WHAT YOU SHOULD DO: The entries underneath need to be duplicated exactly, with none omitted.

Items from an interface collection
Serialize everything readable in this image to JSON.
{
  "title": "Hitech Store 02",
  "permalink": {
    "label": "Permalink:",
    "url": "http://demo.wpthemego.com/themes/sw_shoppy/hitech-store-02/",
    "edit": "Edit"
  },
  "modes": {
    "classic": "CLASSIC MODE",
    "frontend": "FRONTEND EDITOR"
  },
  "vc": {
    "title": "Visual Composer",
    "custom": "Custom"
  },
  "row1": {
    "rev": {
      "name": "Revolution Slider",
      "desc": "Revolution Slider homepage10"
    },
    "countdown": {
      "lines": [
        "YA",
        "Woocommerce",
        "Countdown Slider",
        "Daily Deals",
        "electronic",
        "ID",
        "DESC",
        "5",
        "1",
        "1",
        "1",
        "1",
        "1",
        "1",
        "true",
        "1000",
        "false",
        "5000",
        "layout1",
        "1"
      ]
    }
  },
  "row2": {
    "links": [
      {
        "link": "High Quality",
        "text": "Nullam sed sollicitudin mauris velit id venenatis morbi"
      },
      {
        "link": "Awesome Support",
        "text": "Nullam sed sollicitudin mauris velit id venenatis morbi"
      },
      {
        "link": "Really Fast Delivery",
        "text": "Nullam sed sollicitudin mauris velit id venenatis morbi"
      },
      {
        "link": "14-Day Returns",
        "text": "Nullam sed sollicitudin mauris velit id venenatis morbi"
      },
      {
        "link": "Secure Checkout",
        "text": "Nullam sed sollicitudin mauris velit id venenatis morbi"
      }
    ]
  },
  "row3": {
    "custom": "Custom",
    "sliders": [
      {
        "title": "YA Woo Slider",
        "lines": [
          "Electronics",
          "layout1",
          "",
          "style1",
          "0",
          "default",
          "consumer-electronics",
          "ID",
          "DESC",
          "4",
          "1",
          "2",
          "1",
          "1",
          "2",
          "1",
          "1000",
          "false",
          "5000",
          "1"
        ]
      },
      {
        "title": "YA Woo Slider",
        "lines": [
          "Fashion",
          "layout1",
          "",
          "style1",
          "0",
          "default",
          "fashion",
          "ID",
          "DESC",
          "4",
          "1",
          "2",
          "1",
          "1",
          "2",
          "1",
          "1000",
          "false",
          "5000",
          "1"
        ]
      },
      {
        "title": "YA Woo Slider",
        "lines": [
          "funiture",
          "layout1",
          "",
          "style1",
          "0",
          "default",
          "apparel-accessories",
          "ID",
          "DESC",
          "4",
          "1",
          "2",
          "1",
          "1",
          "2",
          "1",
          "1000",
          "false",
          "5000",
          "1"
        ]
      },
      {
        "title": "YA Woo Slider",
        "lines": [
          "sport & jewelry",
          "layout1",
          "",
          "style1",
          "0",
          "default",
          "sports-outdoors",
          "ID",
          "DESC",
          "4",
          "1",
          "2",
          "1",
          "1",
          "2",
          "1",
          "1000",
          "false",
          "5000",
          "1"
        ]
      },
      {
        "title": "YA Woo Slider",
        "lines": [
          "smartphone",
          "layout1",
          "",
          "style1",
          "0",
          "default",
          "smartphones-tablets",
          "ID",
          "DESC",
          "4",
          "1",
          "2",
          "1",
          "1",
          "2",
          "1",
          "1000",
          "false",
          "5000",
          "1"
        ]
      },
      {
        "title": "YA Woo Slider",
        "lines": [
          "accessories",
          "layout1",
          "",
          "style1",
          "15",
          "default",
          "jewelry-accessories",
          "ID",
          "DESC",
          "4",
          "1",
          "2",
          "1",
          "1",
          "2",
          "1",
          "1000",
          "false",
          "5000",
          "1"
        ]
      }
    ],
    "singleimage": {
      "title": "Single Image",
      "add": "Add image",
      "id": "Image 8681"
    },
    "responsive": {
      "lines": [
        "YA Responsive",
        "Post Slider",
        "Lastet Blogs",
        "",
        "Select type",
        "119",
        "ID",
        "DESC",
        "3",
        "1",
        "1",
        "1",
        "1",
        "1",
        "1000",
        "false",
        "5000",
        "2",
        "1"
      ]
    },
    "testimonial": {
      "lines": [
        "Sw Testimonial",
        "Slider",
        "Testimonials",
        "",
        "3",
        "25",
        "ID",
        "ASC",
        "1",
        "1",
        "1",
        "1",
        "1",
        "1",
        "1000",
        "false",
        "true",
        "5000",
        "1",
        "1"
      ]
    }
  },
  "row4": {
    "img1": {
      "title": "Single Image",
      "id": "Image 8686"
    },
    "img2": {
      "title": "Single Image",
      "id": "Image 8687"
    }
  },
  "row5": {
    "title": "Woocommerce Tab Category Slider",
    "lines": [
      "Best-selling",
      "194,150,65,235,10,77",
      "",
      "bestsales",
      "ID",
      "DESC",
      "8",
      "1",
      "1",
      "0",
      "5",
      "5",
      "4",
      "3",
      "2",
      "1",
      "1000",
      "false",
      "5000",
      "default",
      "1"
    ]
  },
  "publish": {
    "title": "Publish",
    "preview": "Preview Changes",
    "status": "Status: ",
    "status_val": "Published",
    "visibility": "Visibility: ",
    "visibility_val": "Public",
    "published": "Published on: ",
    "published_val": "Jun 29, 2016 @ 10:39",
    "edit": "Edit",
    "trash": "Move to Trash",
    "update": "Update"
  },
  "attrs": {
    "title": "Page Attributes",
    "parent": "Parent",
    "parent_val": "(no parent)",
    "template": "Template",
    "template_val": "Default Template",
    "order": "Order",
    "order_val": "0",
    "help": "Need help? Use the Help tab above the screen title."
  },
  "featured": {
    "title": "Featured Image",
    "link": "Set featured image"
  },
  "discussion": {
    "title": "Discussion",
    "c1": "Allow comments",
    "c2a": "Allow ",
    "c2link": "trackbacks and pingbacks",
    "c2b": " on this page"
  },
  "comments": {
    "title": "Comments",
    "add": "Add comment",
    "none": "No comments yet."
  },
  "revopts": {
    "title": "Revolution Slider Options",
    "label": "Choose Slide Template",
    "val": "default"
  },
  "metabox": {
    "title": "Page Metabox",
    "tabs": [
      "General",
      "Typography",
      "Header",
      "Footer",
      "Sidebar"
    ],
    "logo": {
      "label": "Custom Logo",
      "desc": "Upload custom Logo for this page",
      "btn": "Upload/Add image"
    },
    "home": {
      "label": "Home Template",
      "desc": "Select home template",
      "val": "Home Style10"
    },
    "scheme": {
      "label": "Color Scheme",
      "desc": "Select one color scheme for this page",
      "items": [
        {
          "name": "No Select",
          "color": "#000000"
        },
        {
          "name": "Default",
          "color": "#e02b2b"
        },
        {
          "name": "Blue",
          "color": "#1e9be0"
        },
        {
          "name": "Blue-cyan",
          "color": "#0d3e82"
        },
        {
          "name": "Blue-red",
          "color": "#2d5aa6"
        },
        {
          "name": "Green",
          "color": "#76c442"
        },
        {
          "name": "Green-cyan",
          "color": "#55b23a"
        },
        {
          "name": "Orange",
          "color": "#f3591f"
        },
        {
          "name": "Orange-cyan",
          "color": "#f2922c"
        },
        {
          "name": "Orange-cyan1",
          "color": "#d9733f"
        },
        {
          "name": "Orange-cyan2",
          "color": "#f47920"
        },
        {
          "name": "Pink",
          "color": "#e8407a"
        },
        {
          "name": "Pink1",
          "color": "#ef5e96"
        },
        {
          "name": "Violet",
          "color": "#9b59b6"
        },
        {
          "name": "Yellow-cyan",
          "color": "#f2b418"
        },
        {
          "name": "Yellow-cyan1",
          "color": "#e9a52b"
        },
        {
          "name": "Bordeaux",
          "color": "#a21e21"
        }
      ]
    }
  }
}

TASK RESPONSE:
Serialize everything readable in this image to JSON.
{
  "title": "Hitech Store 02",
  "permalink": {
    "label": "Permalink:",
    "url": "http://demo.wpthemego.com/themes/sw_shoppy/hitech-store-02/",
    "edit": "Edit"
  },
  "modes": {
    "classic": "CLASSIC MODE",
    "frontend": "FRONTEND EDITOR"
  },
  "vc": {
    "title": "Visual Composer",
    "custom": "Custom"
  },
  "row1": {
    "rev": {
      "name": "Revolution Slider",
      "desc": "Revolution Slider homepage10"
    },
    "countdown": {
      "lines": [
        "YA",
        "Woocommerce",
        "Countdown Slider",
        "Daily Deals",
        "electronic",
        "ID",
        "DESC",
        "5",
        "1",
        "1",
        "1",
        "1",
        "1",
        "1",
        "true",
        "1000",
        "false",
        "5000",
        "layout1",
        "1"
      ]
    }
  },
  "row2": {
    "links": [
      {
        "link": "High Quality",
        "text": "Nullam sed sollicitudin mauris velit id venenatis morbi"
      },
      {
        "link": "Awesome Support",
        "text": "Nullam sed sollicitudin mauris velit id venenatis morbi"
      },
      {
        "link": "Really Fast Delivery",
        "text": "Nullam sed sollicitudin mauris velit id venenatis morbi"
      },
      {
        "link": "14-Day Returns",
        "text": "Nullam sed sollicitudin mauris velit id venenatis morbi"
      },
      {
        "link": "Secure Checkout",
        "text": "Nullam sed sollicitudin mauris velit id venenatis morbi"
      }
    ]
  },
  "row3": {
    "custom": "Custom",
    "sliders": [
      {
        "title": "YA Woo Slider",
        "lines": [
          "Electronics",
          "layout1",
          "",
          "style1",
          "0",
          "default",
          "consumer-electronics",
          "ID",
          "DESC",
          "4",
          "1",
          "2",
          "1",
          "1",
          "2",
          "1",
          "1000",
          "false",
          "5000",
          "1"
        ]
      },
      {
        "title": "YA Woo Slider",
        "lines": [
          "Fashion",
          "layout1",
          "",
          "style1",
          "0",
          "default",
          "fashion",
          "ID",
          "DESC",
          "4",
          "1",
          "2",
          "1",
          "1",
          "2",
          "1",
          "1000",
          "false",
          "5000",
          "1"
        ]
      },
      {
        "title": "YA Woo Slider",
        "lines": [
          "funiture",
          "layout1",
          "",
          "style1",
          "0",
          "default",
          "apparel-accessories",
          "ID",
          "DESC",
          "4",
          "1",
          "2",
          "1",
          "1",
          "2",
          "1",
          "1000",
          "false",
          "5000",
          "1"
        ]
      },
      {
        "title": "YA Woo Slider",
        "lines": [
          "sport & jewelry",
          "layout1",
          "",
          "style1",
          "0",
          "default",
          "sports-outdoors",
          "ID",
          "DESC",
          "4",
          "1",
          "2",
          "1",
          "1",
          "2",
          "1",
          "1000",
          "false",
          "5000",
          "1"
        ]
      },
      {
        "title": "YA Woo Slider",
        "lines": [
          "smartphone",
          "layout1",
          "",
          "style1",
          "0",
          "default",
          "smartphones-tablets",
          "ID",
          "DESC",
          "4",
          "1",
          "2",
          "1",
          "1",
          "2",
          "1",
          "1000",
          "false",
          "5000",
          "1"
        ]
      },
      {
        "title": "YA Woo Slider",
        "lines": [
          "accessories",
          "layout1",
          "",
          "style1",
          "15",
          "default",
          "jewelry-accessories",
          "ID",
          "DESC",
          "4",
          "1",
          "2",
          "1",
          "1",
          "2",
          "1",
          "1000",
          "false",
          "5000",
          "1"
        ]
      }
    ],
    "singleimage": {
      "title": "Single Image",
      "add": "Add image",
      "id": "Image 8681"
    },
    "responsive": {
      "lines": [
        "YA Responsive",
        "Post Slider",
        "Lastet Blogs",
        "",
        "Select type",
        "119",
        "ID",
        "DESC",
        "3",
        "1",
        "1",
        "1",
        "1",
        "1",
        "1000",
        "false",
        "5000",
        "2",
        "1"
      ]
    },
    "testimonial": {
      "lines": [
        "Sw Testimonial",
        "Slider",
        "Testimonials",
        "",
        "3",
        "25",
        "ID",
        "ASC",
        "1",
        "1",
        "1",
        "1",
        "1",
        "1",
        "1000",
        "false",
        "true",
        "5000",
        "1",
        "1"
      ]
    }
  },
  "row4": {
    "img1": {
      "title": "Single Image",
      "id": "Image 8686"
    },
    "img2": {
      "title": "Single Image",
      "id": "Image 8687"
    }
  },
  "row5": {
    "title": "Woocommerce Tab Category Slider",
    "lines": [
      "Best-selling",
      "194,150,65,235,10,77",
      "",
      "bestsales",
      "ID",
      "DESC",
      "8",
      "1",
      "1",
      "0",
      "5",
      "5",
      "4",
      "3",
      "2",
      "1",
      "1000",
      "false",
      "5000",
      "default",
      "1"
    ]
  },
  "publish": {
    "title": "Publish",
    "preview": "Preview Changes",
    "status": "Status: ",
    "status_val": "Published",
    "visibility": "Visibility: ",
    "visibility_val": "Public",
    "published": "Published on: ",
    "published_val": "Jun 29, 2016 @ 10:39",
    "edit": "Edit",
    "trash": "Move to Trash",
    "update": "Update"
  },
  "attrs": {
    "title": "Page Attributes",
    "parent": "Parent",
    "parent_val": "(no parent)",
    "template": "Template",
    "template_val": "Default Template",
    "order": "Order",
    "order_val": "0",
    "help": "Need help? Use the Help tab above the screen title."
  },
  "featured": {
    "title": "Featured Image",
    "link": "Set featured image"
  },
  "discussion": {
    "title": "Discussion",
    "c1": "Allow comments",
    "c2a": "Allow ",
    "c2link": "trackbacks and pingbacks",
    "c2b": " on this page"
  },
  "comments": {
    "title": "Comments",
    "add": "Add comment",
    "none": "No comments yet."
  },
  "revopts": {
    "title": "Revolution Slider Options",
    "label": "Choose Slide Template",
    "val": "default"
  },
  "metabox": {
    "title": "Page Metabox",
    "tabs": [
      "General",
      "Typography",
      "Header",
      "Footer",
      "Sidebar"
    ],
    "logo": {
      "label": "Custom Logo",
      "desc": "Upload custom Logo for this page",
      "btn": "Upload/Add image"
    },
    "home": {
      "label": "Home Template",
      "desc": "Select home template",
      "val": "Home Style10"
    },
    "scheme": {
      "label": "Color Scheme",
      "desc": "Select one color scheme for this page",
      "items": [
        {
          "name": "No Select",
          "color": "#000000"
        },
        {
          "name": "Default",
          "color": "#e02b2b"
        },
        {
          "name": "Blue",
          "color": "#1e9be0"
        },
        {
          "name": "Blue-cyan",
          "color": "#0d3e82"
        },
        {
          "name": "Blue-red",
          "color": "#2d5aa6"
        },
        {
          "name": "Green",
          "color": "#76c442"
        },
        {
          "name": "Green-cyan",
          "color": "#55b23a"
        },
        {
          "name": "Orange",
          "color": "#f3591f"
        },
        {
          "name": "Orange-cyan",
          "color": "#f2922c"
        },
        {
          "name": "Orange-cyan1",
          "color": "#d9733f"
        },
        {
          "name": "Orange-cyan2",
          "color": "#f47920"
        },
        {
          "name": "Pink",
          "color": "#e8407a"
        },
        {
          "name": "Pink1",
          "color": "#ef5e96"
        },
        {
          "name": "Violet",
          "color": "#9b59b6"
        },
        {
          "name": "Yellow-cyan",
          "color": "#f2b418"
        },
        {
          "name": "Yellow-cyan1",
          "color": "#e9a52b"
        },
        {
          "name": "Bordeaux",
          "color": "#a21e21"
        }
      ]
    }
  }
}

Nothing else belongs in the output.